Development and Corporate Objectives


Development activities ought to reflect the situation and circumstances of a company, its business objectives and its key priorities. For example, there is little point in a company building hypothetical team skills without addressing the following:

  • The purpose of the team. For example, a bid team might require specific bidding skills such as defining value in customer terms.
  • Where team members are located. People in virtual teams may be widely scattered and they may need special training.
  • The role of groups and teams in the management of change, the management culture and management style must be supportive.
  • The clarity of the goals given to teams, and the relevance of their priorities to business objectives. People need to understand the broad boundaries within which they operate in terms of goals and priorities.
  • The discretion given to teams, and the extent to which people are given the required freedom to act.
  • The commitment of senior management to team work, and especially cross-functional and inter-organizational team work. They must be dedicated to ensuring that decisions are taken as close to the customer as possible, and people are enabled to do what is necessary to add value for customers.
  • Prevailing attitudes, such as the extent to which people feel part of teams. Empowered team work should be pervasive, rather than the isolated experiment.
  • The management cadre. Managers should counsel and coach, value diversity, and foster and encourage teamwork, collaborative activities, self-development and group learning.
  • How open people are, and the degree of trust and confidence they have. People need to feel they are able to take initiatives without being paralyzed by fear of the consequences.
  • Existing performance within teams, the tools shared within teams, and the approaches and support in terms of technology and process available to them. For example, there should be relatively open access to relevant information.
  • Rewards and performance management. This should be supportive of, and should recognize, team work, the acquisition of team skills and the exhibiting of role-model behavior.

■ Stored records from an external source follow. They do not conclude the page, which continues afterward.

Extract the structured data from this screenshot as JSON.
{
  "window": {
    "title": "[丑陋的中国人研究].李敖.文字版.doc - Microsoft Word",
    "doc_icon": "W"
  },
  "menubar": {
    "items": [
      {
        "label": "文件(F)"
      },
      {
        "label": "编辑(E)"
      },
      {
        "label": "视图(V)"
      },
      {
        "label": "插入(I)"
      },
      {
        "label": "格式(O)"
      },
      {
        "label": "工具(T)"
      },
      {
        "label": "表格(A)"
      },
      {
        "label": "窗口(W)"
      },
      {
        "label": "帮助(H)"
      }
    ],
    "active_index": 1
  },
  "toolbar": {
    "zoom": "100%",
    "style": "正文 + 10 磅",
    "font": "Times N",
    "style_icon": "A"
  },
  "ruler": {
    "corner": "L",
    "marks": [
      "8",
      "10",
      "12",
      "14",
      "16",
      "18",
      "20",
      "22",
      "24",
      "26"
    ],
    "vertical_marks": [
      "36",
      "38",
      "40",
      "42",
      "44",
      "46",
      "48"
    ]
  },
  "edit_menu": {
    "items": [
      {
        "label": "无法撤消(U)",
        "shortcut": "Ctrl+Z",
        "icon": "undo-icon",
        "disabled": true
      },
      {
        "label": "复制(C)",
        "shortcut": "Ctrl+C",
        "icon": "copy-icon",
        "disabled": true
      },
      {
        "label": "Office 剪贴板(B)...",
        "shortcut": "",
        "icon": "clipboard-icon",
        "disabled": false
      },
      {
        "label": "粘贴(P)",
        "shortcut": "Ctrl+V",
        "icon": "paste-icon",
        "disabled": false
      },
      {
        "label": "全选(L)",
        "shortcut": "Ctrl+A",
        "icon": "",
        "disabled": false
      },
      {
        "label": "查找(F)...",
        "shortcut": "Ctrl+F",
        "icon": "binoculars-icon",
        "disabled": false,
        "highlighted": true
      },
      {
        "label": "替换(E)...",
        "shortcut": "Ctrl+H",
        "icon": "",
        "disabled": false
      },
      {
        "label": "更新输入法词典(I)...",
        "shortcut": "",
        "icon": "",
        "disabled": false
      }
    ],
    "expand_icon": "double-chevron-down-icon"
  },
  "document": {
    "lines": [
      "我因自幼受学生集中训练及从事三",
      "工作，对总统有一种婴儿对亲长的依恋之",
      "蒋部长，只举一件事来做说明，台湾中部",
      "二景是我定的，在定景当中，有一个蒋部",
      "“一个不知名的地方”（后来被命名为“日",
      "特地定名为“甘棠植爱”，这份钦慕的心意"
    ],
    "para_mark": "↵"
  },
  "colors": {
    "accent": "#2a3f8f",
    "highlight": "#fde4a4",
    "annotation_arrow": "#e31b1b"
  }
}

My Consultancy–Asif J. Mir – Management Consultant–transforms organizations where people have the freedom to be creative, a place that brings out the best in everybody–an open, fair place where people have a sense that what they do matters. For details please visit www.asifjmir.com, Lectures, Line of Sight

Characteristics of Managerial Creativity


The creative manager must be a creative human and an effective manager. He/she tends to be characterized by following group of traits:

1) Hunger for knowing curiosity, constant questioning; strong interest in stimulating ideas, theories, and philosophies, always wanting to know the ‘how’ and ‘why of things; strong interest in trying to understand people’s motives and behavior.

2) Sensitivity responsiveness to literature, arts and other fine and delicate things; interest in meeting interesting and sensitive persons; empathy for the suffering; responsiveness to beauty and elegance.

3) Complexity intuitively finding correct solutions; being a visionary; having odd, even conflicting ideas; moodiness.

4) Venturing calculated risk-taking; preference for starting own ventures; aiming big; striking out in one’s own.

5) Independence and courage questions the status quo or established order; sticking to core convictions; listens to experts but makes up own mind; clear and forceful assertion of feelings and viewpoints.

6) Reality contact initiative taking in finding out operating constraints; confidence in managing crisis; quick adjustment to new challenges and information; grip on reality despite fantasying.

7) Self-sufficiency absorbed in challenging tasks; confident in operating in alien situations; tendency to take on tough tasks; persistence in getting ventures accomplished.

The creative manager operates in a fairly tightly regulated system in which creativity failures may be penalized; creativity needs to be directed towards organizational requirements; almost all creative initiatives require approval from superiors and acceptance by colleagues and subordinates to succeed; the cynical need to be won over; opposition of vested interests to these initiatives needs to be neutralized; dedicated teams need to be developed to execute creative initiatives; creative initiatives need to confirm to evaluate and control mechanisms of the organization; changes and creative initiatives need to be synergized for maximum impact—so on and on.

My Consultancy–Asif J. Mir – Management Consultant–transforms organizations where people have the freedom to be creative, a place that brings out the best in everybody–an open, fair place where people have a sense that what they do matters. For details please contact www.asifjmir.com, Line of Sight